David Commanday built quickly upon two guest-conducting stints with the CSO. Transitions toward new artistic leadership in the arts sometimes proceed at a glacial pace. Hiring a music director of a professional symphony orchestra is a process fraught with trials, delays, and second guesses. The Indianapolis Symphony Orchestra has been without a head of its conducting staff since Krzysztof Urbanski's tenure ended several years ago. Not so with the appointment of David Commanday to lead the Carmel Symphony Orchestra . His predecessor, Janna Hymes, departed for a similar post in Arizona just before the current season opened. There was a sudden vacancy at the top as the CSO's Oct. 7 seasonal launch approached. After the native Californian was brought in from his base in Illinois to conduct the first CSO concert of 2023-24, "the musicians of the CSO fell in love with Maestro Commanday at their first rehearsal," executive director Anne Marie Chastain said in a statement De

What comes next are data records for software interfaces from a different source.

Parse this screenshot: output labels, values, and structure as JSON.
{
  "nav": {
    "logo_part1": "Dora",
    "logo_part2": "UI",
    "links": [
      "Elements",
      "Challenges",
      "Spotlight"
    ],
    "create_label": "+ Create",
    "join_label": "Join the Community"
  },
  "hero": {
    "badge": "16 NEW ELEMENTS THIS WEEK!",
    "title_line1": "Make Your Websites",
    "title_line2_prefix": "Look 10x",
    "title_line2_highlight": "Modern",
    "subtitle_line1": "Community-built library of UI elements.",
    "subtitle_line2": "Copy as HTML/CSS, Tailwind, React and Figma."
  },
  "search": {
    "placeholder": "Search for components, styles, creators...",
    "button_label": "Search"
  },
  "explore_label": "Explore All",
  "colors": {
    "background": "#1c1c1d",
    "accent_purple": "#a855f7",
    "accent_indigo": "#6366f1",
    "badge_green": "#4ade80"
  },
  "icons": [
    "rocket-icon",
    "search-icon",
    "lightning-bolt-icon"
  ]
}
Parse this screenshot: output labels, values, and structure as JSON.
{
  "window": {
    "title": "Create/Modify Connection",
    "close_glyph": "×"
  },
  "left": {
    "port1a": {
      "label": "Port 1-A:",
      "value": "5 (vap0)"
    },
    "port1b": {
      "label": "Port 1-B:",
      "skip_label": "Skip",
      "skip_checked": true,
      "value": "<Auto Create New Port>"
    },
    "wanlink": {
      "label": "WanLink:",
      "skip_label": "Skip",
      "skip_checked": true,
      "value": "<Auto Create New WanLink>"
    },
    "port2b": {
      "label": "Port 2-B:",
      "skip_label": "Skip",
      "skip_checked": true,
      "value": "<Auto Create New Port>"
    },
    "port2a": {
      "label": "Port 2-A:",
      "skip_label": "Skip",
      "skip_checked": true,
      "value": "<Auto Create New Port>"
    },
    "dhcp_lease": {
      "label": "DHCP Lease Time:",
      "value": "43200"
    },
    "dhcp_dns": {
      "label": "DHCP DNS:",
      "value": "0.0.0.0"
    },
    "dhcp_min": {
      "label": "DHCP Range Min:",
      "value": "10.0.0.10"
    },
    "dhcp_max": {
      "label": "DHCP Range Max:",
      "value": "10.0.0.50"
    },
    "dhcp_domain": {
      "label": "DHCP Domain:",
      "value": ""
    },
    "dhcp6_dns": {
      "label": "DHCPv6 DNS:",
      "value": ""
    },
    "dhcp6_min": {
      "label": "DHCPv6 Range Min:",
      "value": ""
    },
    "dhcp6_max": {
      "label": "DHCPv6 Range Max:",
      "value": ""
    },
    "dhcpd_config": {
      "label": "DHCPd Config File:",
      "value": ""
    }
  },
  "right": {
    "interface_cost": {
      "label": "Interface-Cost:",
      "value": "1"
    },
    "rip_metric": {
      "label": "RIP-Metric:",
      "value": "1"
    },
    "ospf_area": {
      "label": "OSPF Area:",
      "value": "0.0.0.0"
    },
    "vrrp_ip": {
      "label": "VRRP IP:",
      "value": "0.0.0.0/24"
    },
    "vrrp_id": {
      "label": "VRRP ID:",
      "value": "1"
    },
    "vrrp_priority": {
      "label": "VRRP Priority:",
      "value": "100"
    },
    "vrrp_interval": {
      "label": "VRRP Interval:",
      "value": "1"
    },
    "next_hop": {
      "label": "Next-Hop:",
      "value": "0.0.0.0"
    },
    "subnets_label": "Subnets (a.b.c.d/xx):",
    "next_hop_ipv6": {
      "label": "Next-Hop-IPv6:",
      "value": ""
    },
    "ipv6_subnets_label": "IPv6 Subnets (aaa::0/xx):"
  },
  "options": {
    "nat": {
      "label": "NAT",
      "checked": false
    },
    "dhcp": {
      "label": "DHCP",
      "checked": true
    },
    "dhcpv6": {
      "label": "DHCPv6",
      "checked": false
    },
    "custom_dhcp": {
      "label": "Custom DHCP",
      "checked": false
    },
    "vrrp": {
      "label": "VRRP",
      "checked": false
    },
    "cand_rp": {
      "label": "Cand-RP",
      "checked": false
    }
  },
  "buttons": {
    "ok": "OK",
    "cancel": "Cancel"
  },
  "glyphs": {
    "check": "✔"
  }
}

'Christmas Carol Comedy': What the dickens is Ben Asaykwee up to?

It's impossible to be much more disarming than Ben Asaykwee is in the "Director/Creator's Note" to "A Christmas Carol Comedy. "   Writing in an ebullient holiday spirit, he calls the District Theatre production "dumb" several times. And it would be uncharitable to disagree. Scrooge has reason to be apprehensive. With a huge cast encompassing a variety of local theater experience and stature, Asaykwee has lovingly thumbed his nose at Charles Dickens' venerated novella, which is amply familiar in theatrical form via Indiana Repertory Theatre 's annual production in Tom Haas' adaptation.  The comedy ranges over the variety of wit Asaykwee is capable of, from punning and satirical jabs through a vast gift for parody and on to slapstick and an abundance of generic self-consciousness. It was all mildly amusing to me; others in the audience on opening night Friday found it uproarious. Full disclosure here: I admire Dickens' original just 

Sean Imboden Large Ensemble moves toward milestone of spreading the word

In my six years of checking in with Sean Imboden's development as a composer and leader of sizable jazz groups, I have appreciated the wisdom of his identifying the group as "Large Ensemble" instead of "Big Band." That's no reach after upward mobility in the form of wishful thinking.  Someone walking in on an Imboden gig and seeing a crowded bandstand will orient their ears to what they see: several each of reeds, trumpets, and trombones and a conventional rhythm section of piano, guitar, bass, and drums. That says "big band," and leads to expectations of dialogue among instrumental choirs and blends that shift toward the outcome of intensifying the unanimous swing factor. Sean Imboden conducts his 17-piece Large Ensemble at the Jazz Kitchen.  Heard in the second set Friday night at the Jazz Kitchen , the Sean Imboden Large Ensemble  (or SILE, but never "siloed") set out a powerful agenda with "Certified Organic," which amounted